One St. Paul family used the extra income to buy a child's winter coat and for rent, groceries and other necessities. A single mother of three said the $500 per month "lifted a big weight" from her budget after she was laid off from her job in the early months of the pandemic.
Still another mother said the additional money allowed her to cover bills and have a little extra for modest Christmas presents — during a year when her family expected to be too strapped for money to have any gifts.
All three families, who recently shared their stories with the Star Tribune, benefited from St. Paul's People's Prosperity Pilot, a program launched in November 2020 by Mayor Melvin Carter. Preliminary reviews of the effort show that it is working as intended. The monthly income bump is giving participants more financial breathing room by covering basic needs.
"One of the amazing things about this policy is the way in which just having enough money to get to the end of the month sort of unlocks a world of potential for families," Carter said.
Under the pilot, 150 lower-income families were selected to receive $500 a month for 18 months. Participants had to have incomes at or below 300% of the federal poverty level and demonstrate that they were economically affected by the pandemic. More than 80% of families selected for the pilot identify as people of color, and nearly half live on the city's East Side.
The $1.6 million program was funded with $214,117 of federal CARES Act money, with the rest coming from grants and nonprofit donors.
Carter is part of a growing group of U.S. mayors who are trying guaranteed income programs for low-income residents. The mayors say that sending cash to families without any strings attached is a simple, powerful way bridge the gaps for those who are only partially covered by or excluded from existing social safety net programs.
The funds move quickly into the economy, and recipients have the flexibility to use the money for a variety of needs such as rent, food, a car repair to get to work, a computer for distance learning or school supplies.
Studies from other similar programs, including one in Stockton, Calif., show those are typically the kinds of expenses recipients cover with these funds. That research, as well as studies of how stimulus checks were spent, shows that the funds are not wasted. In Stockton, participants reported improved health and quality of life — and their participation in full-time employment jumped from 28% to 40% in a year.
The universal basic income concept isn't new; it has been suggested numerous times during the past century, including when the late Martin Luther King Jr. promoted it during the civil rights era. Both conservative and liberal researchers have studied the idea, with some positing that direct payments could cost the government less than current programs.

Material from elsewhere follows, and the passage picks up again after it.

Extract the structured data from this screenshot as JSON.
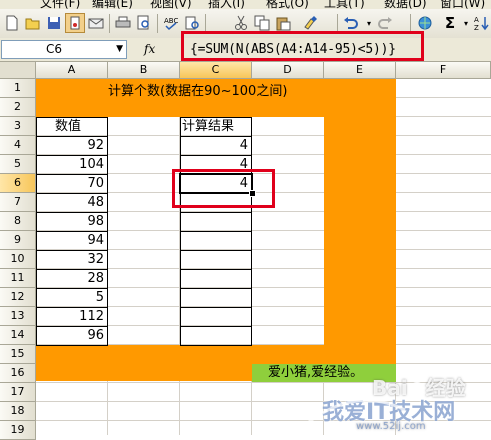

St. Paul's program wraps up next year. City leaders and advocates across the country hope these pilot programs will lend momentum to the guaranteed income movement. Further analysis can help determine whether the payments should be used by the federal government to either supplement or replace current anti-poverty efforts.